Sunday, May 31, 2009
When are you people just going to get over slavery?
I had a conversation with one of my co-workers the other day about race. This is a white dude, and we have talked about race before. We have had the conversation about "why can you say nigger and I can't". We have had the conversation about Jesse and Al, and how he thought they were racist. We have talked about crime and drug dealing and all the stereotypes about black men that he had grown up believing. You see this dude was born privileged, whereas I was born one cornflake away from starving,so this dude and I are complete opposites, but we are cool like that.
We started this conversation off with a movie that we both enjoyed, THE BANK JOB. This is a pretty good movie. For those of you that have not seen it, it is about a crew of second rate thieves that are tasked by the British government to break into a bank vault and steal some pictures of one of the Royals getting her freak on with two big black bucks. Of course the thieves do not know it is the government that they are working for, or what they are actually stealing. The rub is that the guy that has the pictures is a Black revolutionary, pimp and drug dealer, that is blackmailing the government with these pictures in order to stay out of jail.
Well, in one scene the pimp puts a dog collar around a white man's neck and says he is going to bend him to his will the same way the white man's ancestors had bent his ancestors to their will.
Well my coworker said that this scene pissed him off, and his question was.....
When are Black people going to get over slavery?
He wanted to know why we blame him for something that his great-grandfather did 140 years ago.
Well, like I said, me and this dude have gone down this road before. I like talking to him because by talking out our differences we learn that we are really not to far apart in our thought process.
I had to explain to him that even though the great emancipator did free the slaves 140 years ago, he did not really grant us any freedom. We were still slaves mentally and in some cases physically. We were still looked at as being inferior to the "master" race. I proceeded to tell him that if you wanted to get technical about it, we did not see any real freedom until the 60's.
40 some years ago.
I told him that even though slavery was a very bad thing, slavery was not really the problem. There have been slaves since the beginning of time. Black people were not the first slaves in History, and we won't be the last.
The problem was (and in some cases still is), the treatment of the slaves.

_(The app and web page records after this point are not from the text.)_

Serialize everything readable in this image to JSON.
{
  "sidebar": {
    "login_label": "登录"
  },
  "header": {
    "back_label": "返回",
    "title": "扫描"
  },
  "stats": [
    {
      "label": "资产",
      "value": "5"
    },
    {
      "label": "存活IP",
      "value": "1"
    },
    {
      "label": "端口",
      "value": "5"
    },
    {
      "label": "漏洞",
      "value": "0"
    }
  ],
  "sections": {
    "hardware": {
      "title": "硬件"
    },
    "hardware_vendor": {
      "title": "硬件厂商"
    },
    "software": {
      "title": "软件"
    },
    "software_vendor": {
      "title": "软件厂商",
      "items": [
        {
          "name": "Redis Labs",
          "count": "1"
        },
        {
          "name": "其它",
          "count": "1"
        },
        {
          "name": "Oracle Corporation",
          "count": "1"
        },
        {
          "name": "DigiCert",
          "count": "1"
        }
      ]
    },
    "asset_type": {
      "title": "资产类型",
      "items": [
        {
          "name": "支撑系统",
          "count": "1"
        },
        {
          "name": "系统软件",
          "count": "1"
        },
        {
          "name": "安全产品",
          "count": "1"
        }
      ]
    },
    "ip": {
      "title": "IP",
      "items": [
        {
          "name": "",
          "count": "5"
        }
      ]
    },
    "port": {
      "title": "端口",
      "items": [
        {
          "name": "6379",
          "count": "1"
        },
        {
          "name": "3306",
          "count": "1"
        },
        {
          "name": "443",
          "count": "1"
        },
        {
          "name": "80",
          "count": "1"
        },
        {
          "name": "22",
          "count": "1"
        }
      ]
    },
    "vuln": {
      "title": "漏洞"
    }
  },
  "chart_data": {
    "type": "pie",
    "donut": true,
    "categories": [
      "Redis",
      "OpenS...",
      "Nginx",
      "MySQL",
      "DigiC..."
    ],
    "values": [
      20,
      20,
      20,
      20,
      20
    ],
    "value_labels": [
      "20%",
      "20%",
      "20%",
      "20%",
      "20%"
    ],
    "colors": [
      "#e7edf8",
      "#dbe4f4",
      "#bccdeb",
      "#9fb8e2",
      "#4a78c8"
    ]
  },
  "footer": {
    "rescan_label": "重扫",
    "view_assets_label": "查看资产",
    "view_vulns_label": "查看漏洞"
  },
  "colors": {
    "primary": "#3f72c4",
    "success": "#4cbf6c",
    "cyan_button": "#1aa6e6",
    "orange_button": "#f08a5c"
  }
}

Treating people like animals is not a good thing.
Denying basic human rights to a fellow human is bad.
Eliminating a person's culture, religion, language and heritage is not good.
Forcing a person to accept another religion, culture, language and heritage and then treating them like an outsider when they are doing everything that is asked of them, is very, very bad.
I told him that this is why slavery is still a very sore subject with American Blacks.
I told him that most Black Americans do not blame today's white person for anything. But I told him that there are still some white people today that have the same views that their great-grandparents had.
I told him that American Blacks are playing catch-up in a game that is being orchestrated by the powers (white)that be.I told him that most American Blacks have not figured out the rules to this game because the rules keep changing. When ever a Black person gets close to learning the rules, the powers (white) that be do a change up and make an amendment.
Example.... White People have been voting based on race since they came up with the the rules for voting, but when a black man gets elected to lead them based on the rules they came up with, now voting based on race is a bad thing?
I told him that is why we act the way we do. It is proven everyday that we will not be treated fairly under the rules that we are forced to obey, so we have to make our own.
Contrary to popular belief, the playing field is not level, even with a half-black man as president.